The Office for National Statistics (ONS) has published its annual review of quality of life in the UK.
The review, Measuring National Well-being: Quality of Life in the UK 2018, provides an update against specific wellbeing indicators including health, mental wellbeing and job satisfaction. This year, the review focused on comparing the results between different age groups. These results may help employers target their health and wellbeing strategies towards different age grouped employees in their organisation.
This article, forming part of the Measuring National Well-being programme which publishes the latest assessments of change, focuses on the main differences between age groups.
- The latest update of the Measuring of National Well-being programme provides a broadly positive picture of life in the UK, with most indicators either improving or staying the same over the short-term (one year) and long-term (five years).
- Younger people (mainly aged 16 to 24) were more likely to report higher ratings of satisfaction with their health and engage in physical activities.
- The main challenges for younger people include unemployment, loneliness, having someone to rely on and a lack of sense of belonging to their neighbourhood.
- People in their early and middle years (mainly aged 25 to 54) were generally more likely to be in employment, but less likely to be satisfied with their leisure time.
- Older people (mainly aged 75 and over) were more likely to be satisfied with their income, leisure time, feel they can cope financially and belong to their neighbourhood.
- The main challenges for older people are lower satisfaction with their health and lower engagement with an art or cultural activity.

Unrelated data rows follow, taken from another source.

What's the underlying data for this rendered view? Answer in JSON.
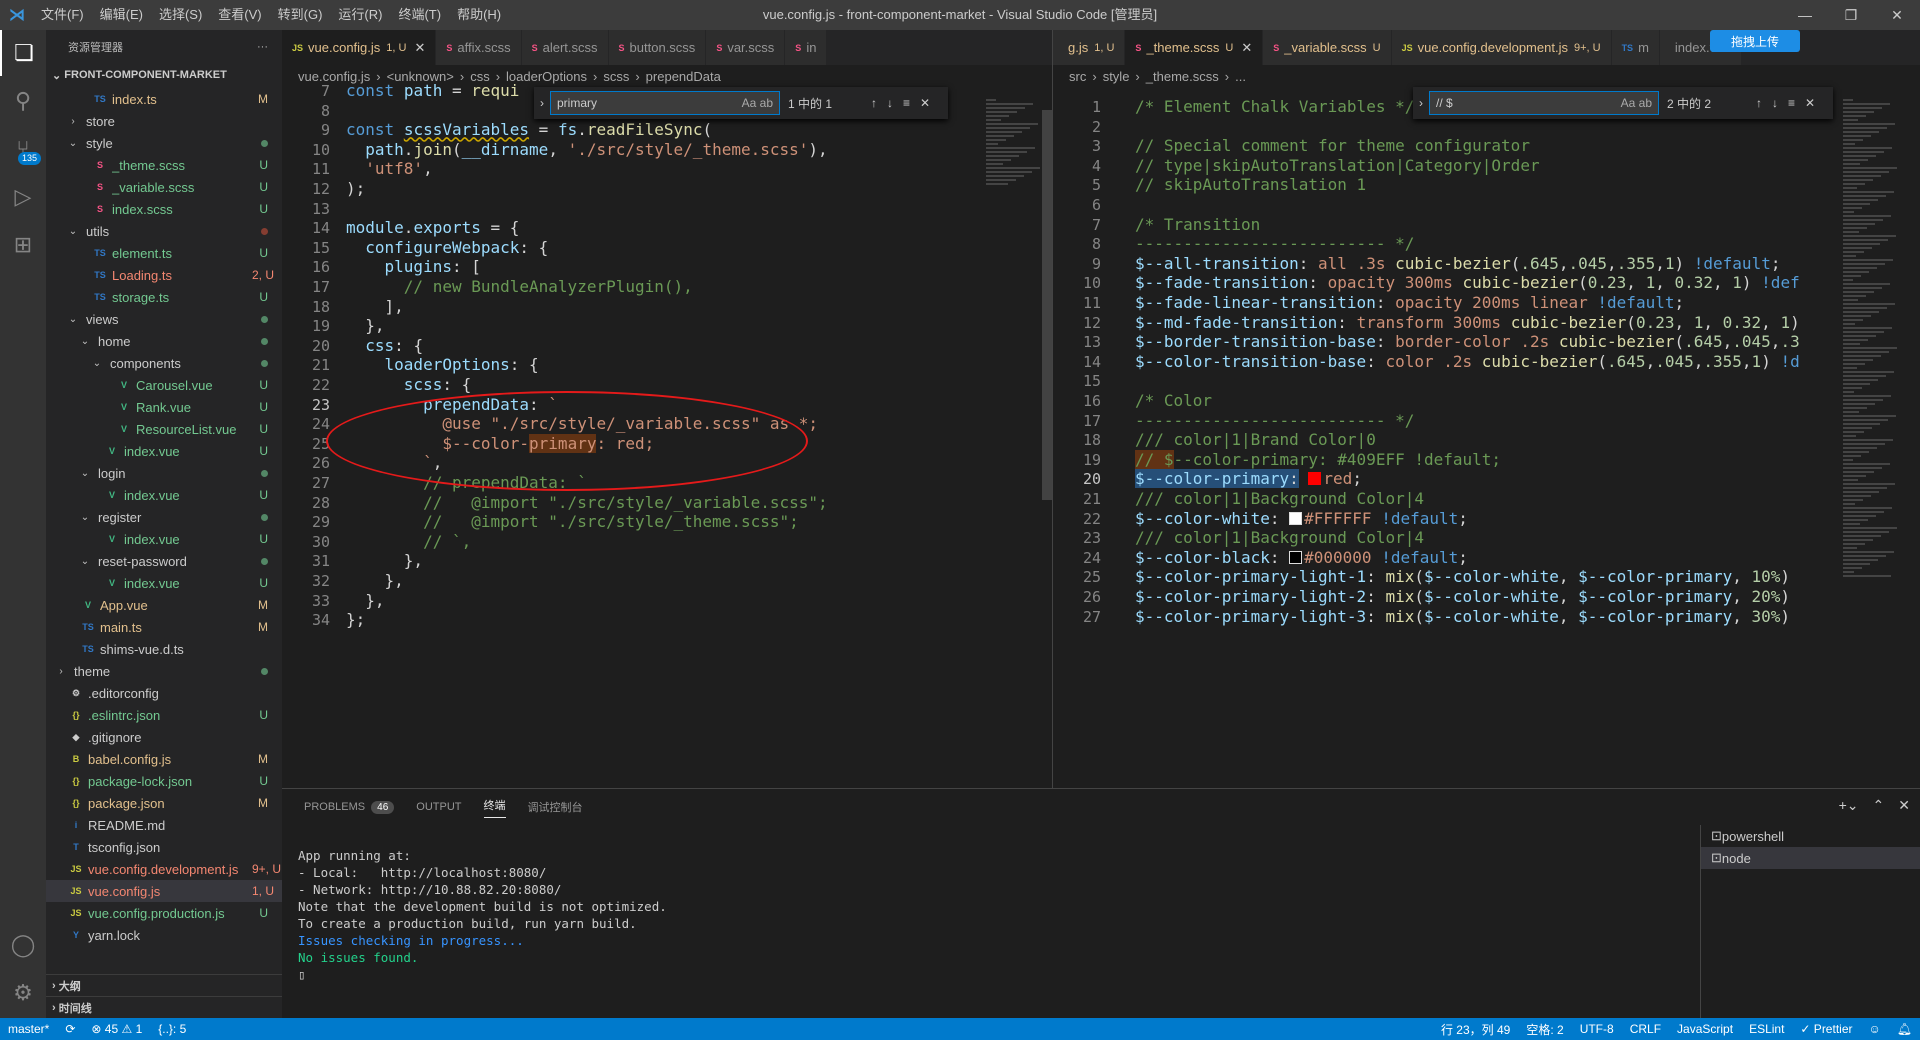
{
  "titlebar": {
    "menus": [
      "文件(F)",
      "编辑(E)",
      "选择(S)",
      "查看(V)",
      "转到(G)",
      "运行(R)",
      "终端(T)",
      "帮助(H)"
    ],
    "title": "vue.config.js - front-component-market - Visual Studio Code [管理员]"
  },
  "activity": {
    "scm_badge": "135"
  },
  "sidebar": {
    "header": "资源管理器",
    "more": "···",
    "root": "FRONT-COMPONENT-MARKET",
    "items": [
      {
        "name": "index.ts",
        "icon": "TS",
        "status": "M",
        "indent": 1
      },
      {
        "name": "store",
        "icon": ">",
        "status": "",
        "indent": 0
      },
      {
        "name": "style",
        "icon": "v",
        "status": "dot",
        "indent": 0
      },
      {
        "name": "_theme.scss",
        "icon": "S",
        "status": "U",
        "indent": 1
      },
      {
        "name": "_variable.scss",
        "icon": "S",
        "status": "U",
        "indent": 1
      },
      {
        "name": "index.scss",
        "icon": "S",
        "status": "U",
        "indent": 1
      },
      {
        "name": "utils",
        "icon": "v",
        "status": "dotr",
        "indent": 0
      },
      {
        "name": "element.ts",
        "icon": "TS",
        "status": "U",
        "indent": 1
      },
      {
        "name": "Loading.ts",
        "icon": "TS",
        "status": "2, U",
        "indent": 1
      },
      {
        "name": "storage.ts",
        "icon": "TS",
        "status": "U",
        "indent": 1
      },
      {
        "name": "views",
        "icon": "v",
        "status": "dot",
        "indent": 0
      },
      {
        "name": "home",
        "icon": "v",
        "status": "dot",
        "indent": 1
      },
      {
        "name": "components",
        "icon": "v",
        "status": "dot",
        "indent": 2
      },
      {
        "name": "Carousel.vue",
        "icon": "V",
        "status": "U",
        "indent": 3
      },
      {
        "name": "Rank.vue",
        "icon": "V",
        "status": "U",
        "indent": 3
      },
      {
        "name": "ResourceList.vue",
        "icon": "V",
        "status": "U",
        "indent": 3
      },
      {
        "name": "index.vue",
        "icon": "V",
        "status": "U",
        "indent": 2
      },
      {
        "name": "login",
        "icon": "v",
        "status": "dot",
        "indent": 1
      },
      {
        "name": "index.vue",
        "icon": "V",
        "status": "U",
        "indent": 2
      },
      {
        "name": "register",
        "icon": "v",
        "status": "dot",
        "indent": 1
      },
      {
        "name": "index.vue",
        "icon": "V",
        "status": "U",
        "indent": 2
      },
      {
        "name": "reset-password",
        "icon": "v",
        "status": "dot",
        "indent": 1
      },
      {
        "name": "index.vue",
        "icon": "V",
        "status": "U",
        "indent": 2
      },
      {
        "name": "App.vue",
        "icon": "V",
        "status": "M",
        "indent": 0
      },
      {
        "name": "main.ts",
        "icon": "TS",
        "status": "M",
        "indent": 0
      },
      {
        "name": "shims-vue.d.ts",
        "icon": "TS",
        "status": "",
        "indent": 0
      },
      {
        "name": "theme",
        "icon": ">",
        "status": "dot",
        "indent": -1
      },
      {
        "name": ".editorconfig",
        "icon": "⚙",
        "status": "",
        "indent": -1
      },
      {
        "name": ".eslintrc.json",
        "icon": "{}",
        "status": "U",
        "indent": -1
      },
      {
        "name": ".gitignore",
        "icon": "◆",
        "status": "",
        "indent": -1
      },
      {
        "name": "babel.config.js",
        "icon": "B",
        "status": "M",
        "indent": -1
      },
      {
        "name": "package-lock.json",
        "icon": "{}",
        "status": "U",
        "indent": -1
      },
      {
        "name": "package.json",
        "icon": "{}",
        "status": "M",
        "indent": -1
      },
      {
        "name": "README.md",
        "icon": "i",
        "status": "",
        "indent": -1
      },
      {
        "name": "tsconfig.json",
        "icon": "T",
        "status": "",
        "indent": -1
      },
      {
        "name": "vue.config.development.js",
        "icon": "JS",
        "status": "9+, U",
        "indent": -1
      },
      {
        "name": "vue.config.js",
        "icon": "JS",
        "status": "1, U",
        "indent": -1
      },
      {
        "name": "vue.config.production.js",
        "icon": "JS",
        "status": "U",
        "indent": -1
      },
      {
        "name": "yarn.lock",
        "icon": "Y",
        "status": "",
        "indent": -1
      }
    ],
    "outline": "大纲",
    "timeline": "时间线"
  },
  "left_editor": {
    "tabs": [
      {
        "name": "vue.config.js",
        "meta": "1, U",
        "icon": "JS",
        "active": true
      },
      {
        "name": "affix.scss",
        "icon": "S"
      },
      {
        "name": "alert.scss",
        "icon": "S"
      },
      {
        "name": "button.scss",
        "icon": "S"
      },
      {
        "name": "var.scss",
        "icon": "S"
      },
      {
        "name": "in",
        "icon": "S"
      }
    ],
    "breadcrumb": [
      "vue.config.js",
      "<unknown>",
      "css",
      "loaderOptions",
      "scss",
      "prependData"
    ],
    "find": {
      "value": "primary",
      "count": "1 中的 1"
    },
    "line_numbers": [
      "7",
      "8",
      "9",
      "10",
      "11",
      "12",
      "13",
      "14",
      "15",
      "16",
      "17",
      "18",
      "19",
      "20",
      "21",
      "22",
      "23",
      "24",
      "25",
      "26",
      "27",
      "28",
      "29",
      "30",
      "31",
      "32",
      "33",
      "34"
    ],
    "current_line": "23",
    "top_partial": "const path = requi"
  },
  "right_editor": {
    "tabs": [
      {
        "name": "g.js",
        "meta": "1, U",
        "icon": ""
      },
      {
        "name": "_theme.scss",
        "meta": "U",
        "icon": "S",
        "active": true
      },
      {
        "name": "_variable.scss",
        "meta": "U",
        "icon": "S"
      },
      {
        "name": "vue.config.development.js",
        "meta": "9+, U",
        "icon": "JS"
      },
      {
        "name": "m",
        "icon": "TS"
      },
      {
        "name": "index.vue",
        "icon": ""
      }
    ],
    "breadcrumb": [
      "src",
      "style",
      "_theme.scss",
      "..."
    ],
    "find": {
      "value": "// $",
      "count": "2 中的 2"
    },
    "line_numbers": [
      "1",
      "2",
      "3",
      "4",
      "5",
      "6",
      "7",
      "8",
      "9",
      "10",
      "11",
      "12",
      "13",
      "14",
      "15",
      "16",
      "17",
      "18",
      "19",
      "20",
      "21",
      "22",
      "23",
      "24",
      "25",
      "26",
      "27"
    ],
    "current_line": "20"
  },
  "upload_label": "拖拽上传",
  "panel": {
    "tabs": [
      "PROBLEMS",
      "OUTPUT",
      "终端",
      "调试控制台"
    ],
    "problems_count": "46",
    "terminal": [
      "App running at:",
      "- Local:   http://localhost:8080/",
      "- Network: http://10.88.82.20:8080/",
      "",
      "Note that the development build is not optimized.",
      "To create a production build, run yarn build.",
      "",
      "Issues checking in progress...",
      "No issues found."
    ],
    "terminals": [
      "powershell",
      "node"
    ]
  },
  "statusbar": {
    "branch": "master*",
    "sync": "⟳",
    "errors": "⊗ 45 ⚠ 1",
    "braces": "{..}: 5",
    "position": "行 23，列 49",
    "spaces": "空格: 2",
    "encoding": "UTF-8",
    "eol": "CRLF",
    "lang": "JavaScript",
    "eslint": "ESLint",
    "prettier": "✓ Prettier"
  },
  "colors": {
    "accent": "#007acc",
    "circle": "#e51a1a"
  }
}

Statistician’s comment: “There is a growing recognition that how we are doing as a nation is at least as much about people’s well-being as it is about the country’s economic health. Today’s analysis shows the strengths and challenges of different age groups in society. These insights can help target services where they are most needed and can have the best impact”. Silvia Manclossi, Head of Quality of Life Team, Office for National Statistics
A full breakdown of age-group data is provided in the national well-being domains and measures dataset. It should be noted that, while this article looks at age-group comparisons for those aged 16 and over, they have also published more detailed datasets focusing on children’s well-being and young people’s well-being.